Friday, February 7, 2020

WIRTW #586 (the “silos” edition)


Yesterday, Suzanne Lucas (aka the Evil HR Lady), asked a question about corporate jargon.

One of my least favorite corporate jargon-isms? “Stay in your lane.” It suggests that we only do that which we do best, and not veer into areas outside of our comfort zone.

Why not? New and different lead to learning and creativity.

Comfort zones are boring. They can lead to staleness and silos.

I dislike feeling siloed, in business and in life.

Case in point? Early last Sunday morning, in the tired exuberance of watching my daughter and her band tear up the Rock & Roll Hall of Fame stage the night before, I posted the following on LinkedIn:


The post garnered way more of a response than I expect, and all of it positive, with one glaring exception.


“Save it for Facebook, thanks.”

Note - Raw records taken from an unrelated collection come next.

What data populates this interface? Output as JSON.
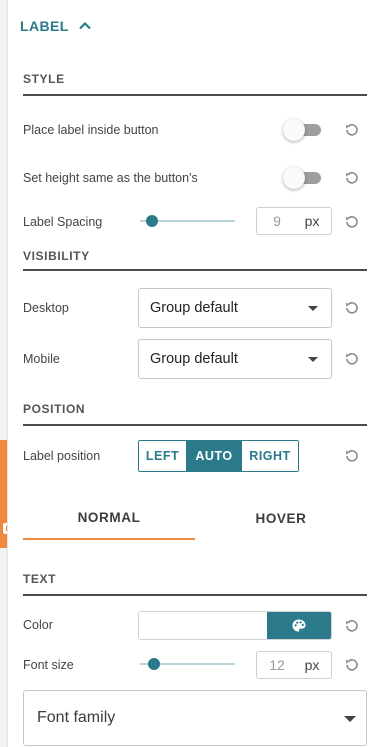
{
  "section": {
    "title": "LABEL"
  },
  "style": {
    "heading": "STYLE",
    "inside_label": "Place label inside button",
    "inside_on": false,
    "same_height_label": "Set height same as the button's",
    "same_height_on": false,
    "spacing_label": "Label Spacing",
    "spacing_value": "9",
    "spacing_unit": "px",
    "spacing_fraction": 0.07
  },
  "visibility": {
    "heading": "VISIBILITY",
    "desktop_label": "Desktop",
    "desktop_value": "Group default",
    "mobile_label": "Mobile",
    "mobile_value": "Group default"
  },
  "position": {
    "heading": "POSITION",
    "label": "Label position",
    "options": [
      "LEFT",
      "AUTO",
      "RIGHT"
    ],
    "selected": "AUTO"
  },
  "tabs": {
    "normal": "NORMAL",
    "hover": "HOVER",
    "active": "NORMAL"
  },
  "text": {
    "heading": "TEXT",
    "color_label": "Color",
    "color_value": "#ffffff",
    "font_size_label": "Font size",
    "font_size_value": "12",
    "font_size_unit": "px",
    "font_size_fraction": 0.1,
    "font_family_placeholder": "Font family"
  },
  "colors": {
    "accent": "#2a7a8b",
    "tab_indicator": "#f0883e"
  },
  "icons": [
    "chevron-up-icon",
    "reset-icon",
    "palette-icon",
    "caret-down-icon"
  ]
}
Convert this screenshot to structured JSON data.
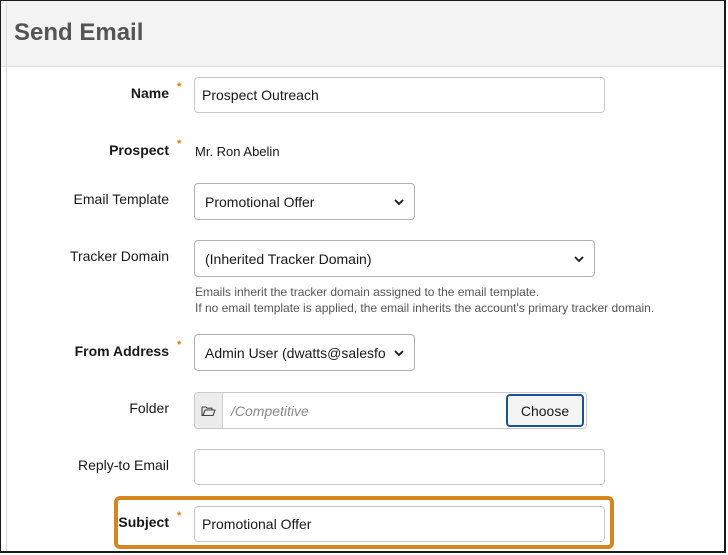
{
  "page": {
    "title": "Send Email"
  },
  "form": {
    "name": {
      "label": "Name",
      "required": "*",
      "value": "Prospect Outreach"
    },
    "prospect": {
      "label": "Prospect",
      "required": "*",
      "value": "Mr. Ron Abelin"
    },
    "email_template": {
      "label": "Email Template",
      "selected": "Promotional Offer"
    },
    "tracker_domain": {
      "label": "Tracker Domain",
      "selected": "(Inherited Tracker Domain)",
      "help_line1": "Emails inherit the tracker domain assigned to the email template.",
      "help_line2": "If no email template is applied, the email inherits the account's primary tracker domain."
    },
    "from_address": {
      "label": "From Address",
      "required": "*",
      "selected": "Admin User (dwatts@salesfo"
    },
    "folder": {
      "label": "Folder",
      "path": "/Competitive",
      "choose_label": "Choose"
    },
    "reply_to": {
      "label": "Reply-to Email",
      "value": ""
    },
    "subject": {
      "label": "Subject",
      "required": "*",
      "value": "Promotional Offer"
    }
  },
  "colors": {
    "required_marker": "#e07b00",
    "highlight": "#d7851f",
    "button_border": "#1b5297"
  },
  "icons": {
    "select_arrow": "chevron-down-icon",
    "folder": "folder-open-icon"
  }
}
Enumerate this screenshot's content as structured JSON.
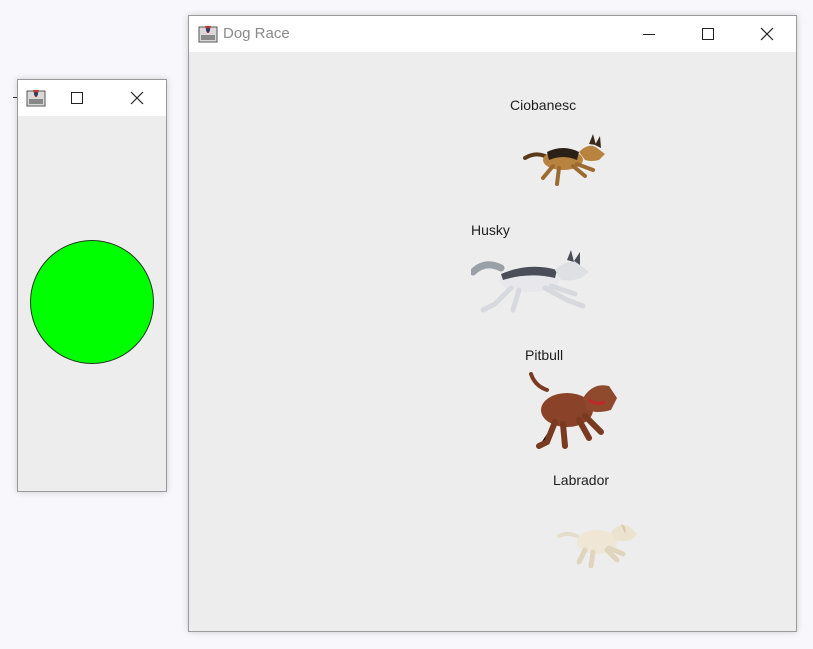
{
  "small_window": {
    "icons": {
      "app": "java-app-icon",
      "maximize": "maximize-icon",
      "close": "close-icon"
    },
    "ball": {
      "color": "#00ff00",
      "shape": "circle"
    }
  },
  "main_window": {
    "title": "Dog Race",
    "icons": {
      "app": "java-app-icon",
      "minimize": "minimize-icon",
      "maximize": "maximize-icon",
      "close": "close-icon"
    },
    "dogs": [
      {
        "name": "Ciobanesc",
        "image": "german-shepherd-running"
      },
      {
        "name": "Husky",
        "image": "husky-running"
      },
      {
        "name": "Pitbull",
        "image": "pitbull-running"
      },
      {
        "name": "Labrador",
        "image": "labrador-running"
      }
    ]
  },
  "colors": {
    "window_bg": "#ededed",
    "titlebar_bg": "#ffffff",
    "title_text": "#8a8a8a"
  }
}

His comment really got under my skin. First, why bother taking the time to post something negative if you then choose not to engage further. Secondly, and more fundamentally, why is it inappropriate to share exciting family news on LinkedIn. Are we that siloed on social media that Facebook is only for personal news and LinkedIn is only for business news? If being a proud #girldad is an important part of who I am as a person, then why shouldn’t people who want to connect with me on a business-related platform know that about me?

What do you think? Is LinkedIn an appropriate forum to share personal information? Or did I veer too far off course by sharing my daughter’s and her band’s big win? Share your thoughts in the comments below.

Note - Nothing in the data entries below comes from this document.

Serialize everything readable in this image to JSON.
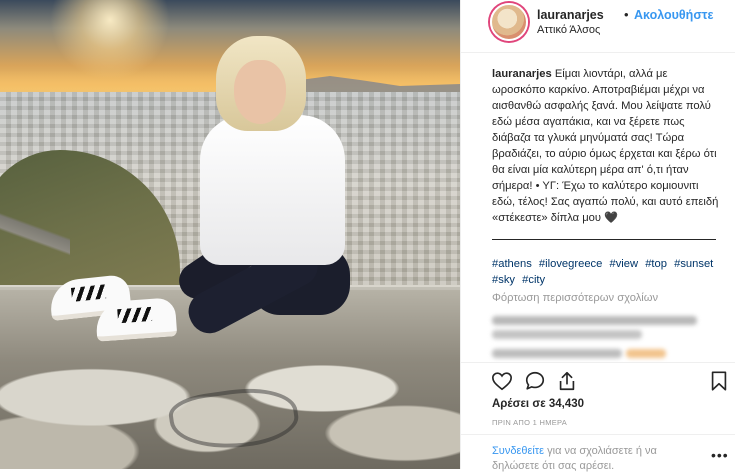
{
  "header": {
    "username": "lauranarjes",
    "separator": "•",
    "follow_label": "Ακολουθήστε",
    "location": "Αττικό Άλσος"
  },
  "caption": {
    "username": "lauranarjes",
    "text": "Είμαι λιοντάρι, αλλά με ωροσκόπο καρκίνο. Αποτραβιέμαι μέχρι να αισθανθώ ασφαλής ξανά. Μου λείψατε πολύ εδώ μέσα αγαπάκια, και να ξέρετε πως διάβαζα τα γλυκά μηνύματά σας! Τώρα βραδιάζει, το αύριο όμως έρχεται και ξέρω ότι θα είναι μία καλύτερη μέρα απ' ό,τι ήταν σήμερα! • ΥΓ: Έχω το καλύτερο κομιουνιτι εδώ, τέλος! Σας αγαπώ πολύ, και αυτό επειδή «στέκεστε» δίπλα μου 🖤"
  },
  "hashtags": [
    "#athens",
    "#ilovegreece",
    "#view",
    "#top",
    "#sunset",
    "#sky",
    "#city"
  ],
  "comments": {
    "load_more_label": "Φόρτωση περισσότερων σχολίων"
  },
  "actions": {
    "like_icon": "heart-icon",
    "comment_icon": "comment-icon",
    "share_icon": "share-icon",
    "save_icon": "bookmark-icon"
  },
  "stats": {
    "likes_text": "Αρέσει σε 34,430",
    "time_ago": "ΠΡΙΝ ΑΠΟ 1 ΗΜΕΡΑ"
  },
  "comment_box": {
    "login_link": "Συνδεθείτε",
    "login_rest": " για να σχολιάσετε ή να δηλώσετε ότι σας αρέσει.",
    "more_label": "•••"
  },
  "colors": {
    "link_blue": "#3897f0",
    "hashtag_blue": "#003569",
    "muted_gray": "#999999",
    "text": "#262626"
  }
}
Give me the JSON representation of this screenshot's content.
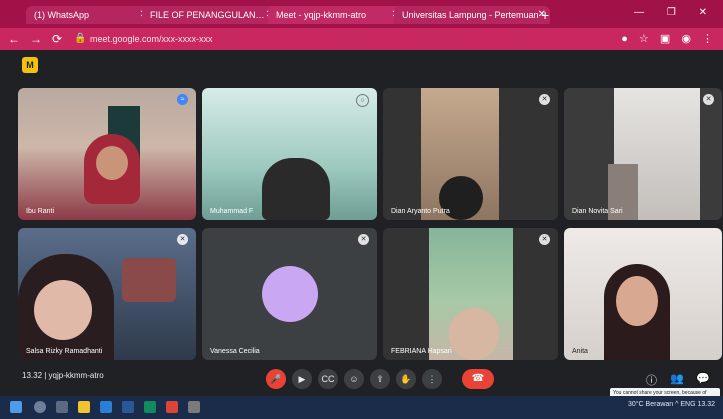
{
  "browser": {
    "tabs": [
      {
        "label": "(1) WhatsApp",
        "state": "inactive"
      },
      {
        "label": "FILE OF PENANGGULANGA...",
        "state": "inactive"
      },
      {
        "label": "Meet - yqjp-kkmm-atro",
        "state": "active"
      },
      {
        "label": "Universitas Lampung - Pertemuan",
        "state": "inactive"
      }
    ],
    "new_tab": "+",
    "url": "meet.google.com/xxx-xxxx-xxx",
    "window_controls": "— ❐ ✕"
  },
  "meet": {
    "logo_icon": "google-meet-icon",
    "participants": [
      {
        "name": "Ibu Ranti"
      },
      {
        "name": "Muhammad F"
      },
      {
        "name": "Dian Aryanto Putra"
      },
      {
        "name": "Dian Novita Sari"
      },
      {
        "name": "Salsa Rizky Ramadhanti"
      },
      {
        "name": "Vanessa Cecilia"
      },
      {
        "name": "FEBRIANA Hapsari"
      },
      {
        "name": "Anita"
      }
    ],
    "meeting_info": "13.32  |  yqjp-kkmm-atro",
    "tooltip": "You cannot share your screen, because of another app is running..."
  },
  "controls": {
    "buttons": [
      "mic-icon",
      "camera-icon",
      "captions-icon",
      "emoji-icon",
      "present-icon",
      "raise-hand-icon",
      "more-icon"
    ],
    "end_call": "call-end-icon"
  },
  "taskbar": {
    "tray_text": "30°C  Berawan  ^  ENG  13.32"
  },
  "colors": {
    "browser_accent": "#a01248",
    "meet_bg": "#202124",
    "end_call": "#ea4335",
    "avatar": "#c9a7f2"
  }
}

As for Fake ID, you can see them at the Final Exam of the Tri-C High School Rock Off, on February 29 at the Rock Hall. Tickets are $12, include museum admission, and are available online from the Rock Hall box office (or until they sell out on the night of the event).

Here’s what I read this week:

Discrimination

HR & Employee Relations

Technology

Wage & Hour

Labor

OSHA & Safety

* Image by Clker-Free-Vector-Images from Pixabay
Real Time Web Analytics